PayPal goes crypto-currency with Bitcoin

eBay no Silk Road


eBay's PayPal business will start accepting the crypto-currency Bitcoin for payments “over the coming months”.

The move confirms rumours that emerged in August that the online store was in talks with Bitcoin processor Coinbase.

Those talks involved Braintree, which the company acquired early this year, and according to Bloomberg, it was Braintree's chief Bill Ready that announced the move is going ahead.

The functionality will initially be offered to PayPal merchants who use Braintree, and naturally enough, Ready said the outfit is lining up merchants for a PR blitz (actually what he apparently said is that eBay will announce which merchants start using Bitcoin in the coming months, but it means the same thing).

While eBay hasn't outlined the longer-term future, analysts are hyperventilating that Bitcoin may eventually get integrated into the PayPal wallet, giving “millions of retailers” instant exposure to the currency.

Braintree has blogged to confirm that, as rumoured in August, the payments will be facilitated by Coinbase, which also announced that it's going to start letting customers convert their Bitcoin into Euros, initially with a €500 limit on transactions.

Braintree is also inviting merchant registration for an upcoming beta, and adds that its Bitcoin support will be via the v.zero SDK. ®

Similar topics


Other stories you might like

  • Want to buy your own piece of the Pi? No 'urgency' says Upton of the listing rumours

    A British success story... what happens next?

    Industry talk is continuing to circulate regarding a possible public listing of the UK makers of the diminutive Raspberry Pi computer.

    Over the weekend, The Telegraph reported that a spring listing could be in the offing, with a valuation of more than £370m.

    Pi boss, Eben Upton, described the newspaper's article as "interesting" in an email to The Register today, before repeating that "we're always looking at ways to fund the future growth of the business, but the $45m we raised in September has taken some of the urgency out of that."

    Continue reading
  • All change at JetBrains: remote development now, new IDE previewed

    Security, collaboration, flexible working: Fleet does it all apparently

    JetBrains has introduced remote development for its range of IDEs as well as previewing a new IDE called Fleet, which will form the basis for fresh tools covering all major programming languages.

    JetBrains has a core IDE used for the IntelliJ IDEA Java tool as well other IDEs such as Android Studio, the official programming environment for Google Android, PyCharm for Python, Rider for C#, and so on. The IDEs run on the Java virtual machine (JVM) and are coded using Java and Kotlin, the latter being primarily a JVM language but with options for compiling to JavaScript or native code.

    Fleet is "both an IDE and a lightweight code editor," said the company in its product announcement, suggesting perhaps that it is feeling some pressure from the success of Microsoft's Visual Studio Code, which is an extensible code editor.

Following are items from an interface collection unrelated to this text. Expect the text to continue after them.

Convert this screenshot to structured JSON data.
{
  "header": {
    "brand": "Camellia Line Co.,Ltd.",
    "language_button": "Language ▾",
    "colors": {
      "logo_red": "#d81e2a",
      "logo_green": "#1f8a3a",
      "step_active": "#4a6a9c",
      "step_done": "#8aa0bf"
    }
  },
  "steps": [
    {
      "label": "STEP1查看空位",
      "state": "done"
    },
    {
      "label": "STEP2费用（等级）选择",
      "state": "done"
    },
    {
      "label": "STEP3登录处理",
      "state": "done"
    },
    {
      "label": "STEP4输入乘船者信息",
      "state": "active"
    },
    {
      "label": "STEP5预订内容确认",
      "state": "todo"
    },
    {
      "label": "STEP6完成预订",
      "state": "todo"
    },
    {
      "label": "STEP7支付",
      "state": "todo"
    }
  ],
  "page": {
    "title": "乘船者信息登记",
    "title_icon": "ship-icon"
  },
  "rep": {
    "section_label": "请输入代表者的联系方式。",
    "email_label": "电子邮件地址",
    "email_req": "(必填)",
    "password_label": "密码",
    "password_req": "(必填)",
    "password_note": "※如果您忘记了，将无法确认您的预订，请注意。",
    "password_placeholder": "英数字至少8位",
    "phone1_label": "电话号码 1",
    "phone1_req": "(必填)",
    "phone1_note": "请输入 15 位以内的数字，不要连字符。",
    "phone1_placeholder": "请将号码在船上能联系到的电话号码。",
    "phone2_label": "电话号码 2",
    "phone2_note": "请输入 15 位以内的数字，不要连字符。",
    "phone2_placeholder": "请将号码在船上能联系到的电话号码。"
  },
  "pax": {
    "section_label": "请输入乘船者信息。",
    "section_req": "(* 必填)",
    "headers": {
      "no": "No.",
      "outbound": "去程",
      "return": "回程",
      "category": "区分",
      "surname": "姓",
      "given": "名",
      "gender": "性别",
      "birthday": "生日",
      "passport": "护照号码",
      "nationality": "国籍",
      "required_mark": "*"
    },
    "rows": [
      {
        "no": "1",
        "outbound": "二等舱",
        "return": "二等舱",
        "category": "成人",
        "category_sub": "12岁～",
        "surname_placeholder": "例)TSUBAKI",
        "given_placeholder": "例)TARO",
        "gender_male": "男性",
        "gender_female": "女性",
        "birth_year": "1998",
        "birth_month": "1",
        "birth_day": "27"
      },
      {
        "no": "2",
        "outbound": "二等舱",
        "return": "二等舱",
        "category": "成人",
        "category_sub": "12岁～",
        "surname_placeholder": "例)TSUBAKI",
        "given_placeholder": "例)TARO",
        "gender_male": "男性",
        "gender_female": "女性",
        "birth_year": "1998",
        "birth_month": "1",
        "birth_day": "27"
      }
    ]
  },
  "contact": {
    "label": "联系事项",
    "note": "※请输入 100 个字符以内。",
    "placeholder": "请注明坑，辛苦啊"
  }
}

Initial language support is for Java, Kotlin, Go, Python, Rust, and JavaScript, though other languages such as C# will follow. Again like VS Code, Fleet can run on a local machine or on a remote server. The new IDE uses technology developed for IntelliJ such as its code-processing engine for features such as code completion and refactoring.

    Continue reading
  • Nextcloud and cloud chums fire off competition complaint to the EU over Microsoft bundling OneDrive with Windows

    No, it isn't the limited levels of storage that have irked European businesses

    EU software and cloud businesses have joined Nextcloud in filing a complaint with the European Commission regarding Microsoft's alleged anti-competitive behaviour over the bundling of its OS with online services.

    The issue is OneDrive and Microsoft's habit of packaging it (and other services such as Teams) with Windows software.

    Nextcloud sells on-premises collaboration platforms that it claims combine "the convenience and ease of use of consumer-grade solutions like Dropbox and Google Drive with the security, privacy and control business needs." Microsoft's cloud storage system, OneDrive, is conspicuous by its absence.

    Continue reading

Biting the hand that feeds IT © 1998–2021